[Items from a dataset]

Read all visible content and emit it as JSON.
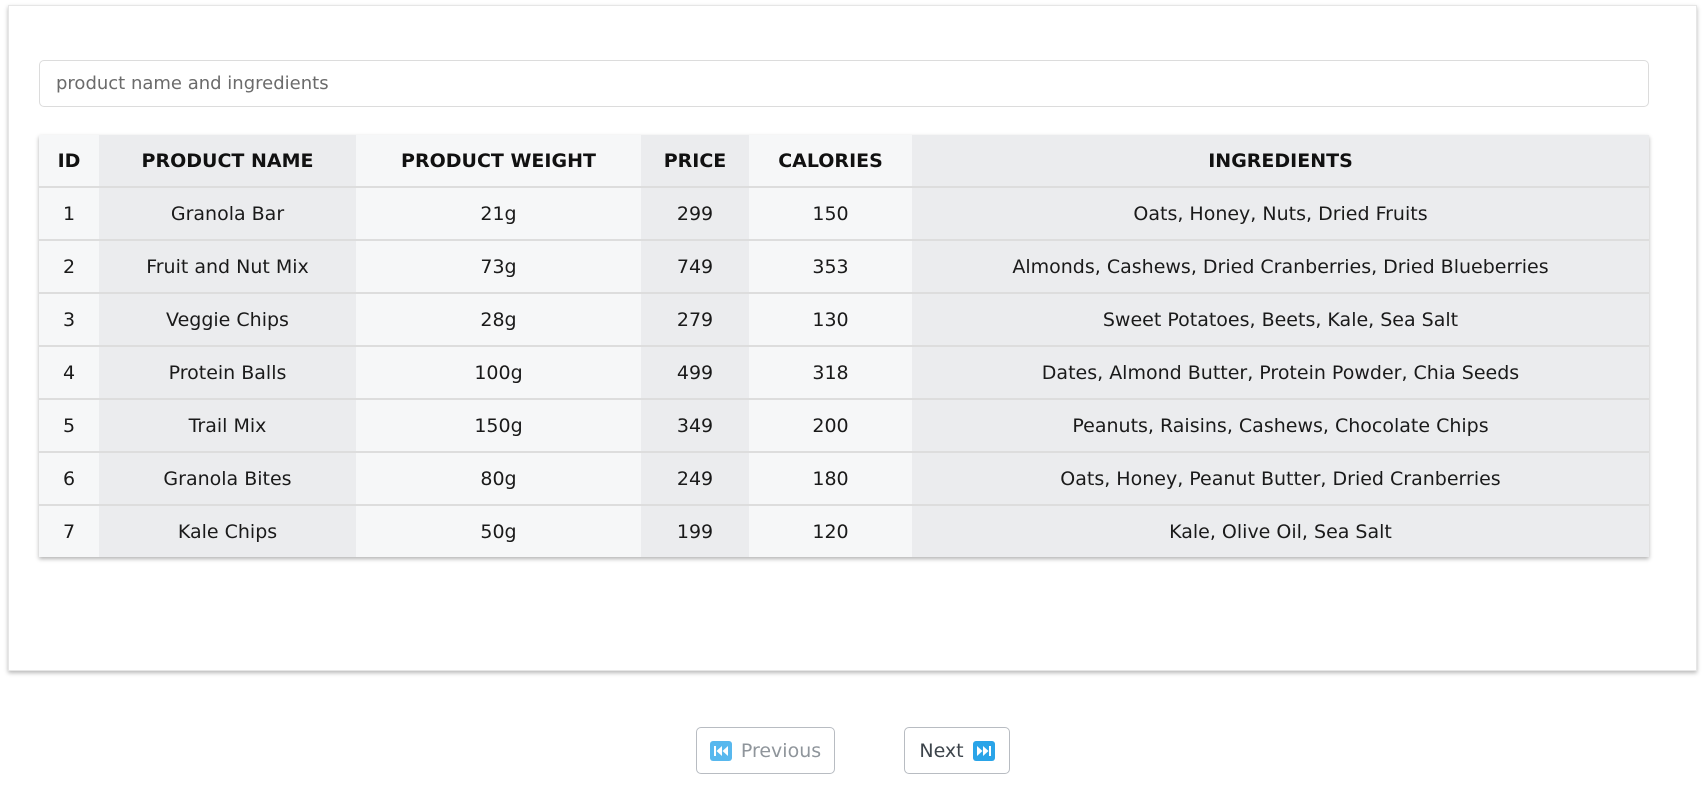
{
  "search": {
    "placeholder": "product name and ingredients",
    "value": ""
  },
  "table": {
    "columns": [
      "ID",
      "PRODUCT NAME",
      "PRODUCT WEIGHT",
      "PRICE",
      "CALORIES",
      "INGREDIENTS"
    ],
    "rows": [
      [
        "1",
        "Granola Bar",
        "21g",
        "299",
        "150",
        "Oats, Honey, Nuts, Dried Fruits"
      ],
      [
        "2",
        "Fruit and Nut Mix",
        "73g",
        "749",
        "353",
        "Almonds, Cashews, Dried Cranberries, Dried Blueberries"
      ],
      [
        "3",
        "Veggie Chips",
        "28g",
        "279",
        "130",
        "Sweet Potatoes, Beets, Kale, Sea Salt"
      ],
      [
        "4",
        "Protein Balls",
        "100g",
        "499",
        "318",
        "Dates, Almond Butter, Protein Powder, Chia Seeds"
      ],
      [
        "5",
        "Trail Mix",
        "150g",
        "349",
        "200",
        "Peanuts, Raisins, Cashews, Chocolate Chips"
      ],
      [
        "6",
        "Granola Bites",
        "80g",
        "249",
        "180",
        "Oats, Honey, Peanut Butter, Dried Cranberries"
      ],
      [
        "7",
        "Kale Chips",
        "50g",
        "199",
        "120",
        "Kale, Olive Oil, Sea Salt"
      ]
    ]
  },
  "pagination": {
    "previous_label": "Previous",
    "previous_icon": "rewind-icon",
    "next_label": "Next",
    "next_icon": "fast-forward-icon"
  },
  "colors": {
    "column_light": "#f6f7f8",
    "column_dark": "#ebecee",
    "icon_accent": "#2aa4e8"
  }
}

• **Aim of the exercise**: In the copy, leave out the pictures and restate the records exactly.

• **Answer below**:
Read all visible content and emit it as JSON.
{
  "search": {
    "placeholder": "product name and ingredients",
    "value": ""
  },
  "table": {
    "columns": [
      "ID",
      "PRODUCT NAME",
      "PRODUCT WEIGHT",
      "PRICE",
      "CALORIES",
      "INGREDIENTS"
    ],
    "rows": [
      [
        "1",
        "Granola Bar",
        "21g",
        "299",
        "150",
        "Oats, Honey, Nuts, Dried Fruits"
      ],
      [
        "2",
        "Fruit and Nut Mix",
        "73g",
        "749",
        "353",
        "Almonds, Cashews, Dried Cranberries, Dried Blueberries"
      ],
      [
        "3",
        "Veggie Chips",
        "28g",
        "279",
        "130",
        "Sweet Potatoes, Beets, Kale, Sea Salt"
      ],
      [
        "4",
        "Protein Balls",
        "100g",
        "499",
        "318",
        "Dates, Almond Butter, Protein Powder, Chia Seeds"
      ],
      [
        "5",
        "Trail Mix",
        "150g",
        "349",
        "200",
        "Peanuts, Raisins, Cashews, Chocolate Chips"
      ],
      [
        "6",
        "Granola Bites",
        "80g",
        "249",
        "180",
        "Oats, Honey, Peanut Butter, Dried Cranberries"
      ],
      [
        "7",
        "Kale Chips",
        "50g",
        "199",
        "120",
        "Kale, Olive Oil, Sea Salt"
      ]
    ]
  },
  "pagination": {
    "previous_label": "Previous",
    "previous_icon": "rewind-icon",
    "next_label": "Next",
    "next_icon": "fast-forward-icon"
  },
  "colors": {
    "column_light": "#f6f7f8",
    "column_dark": "#ebecee",
    "icon_accent": "#2aa4e8"
  }
}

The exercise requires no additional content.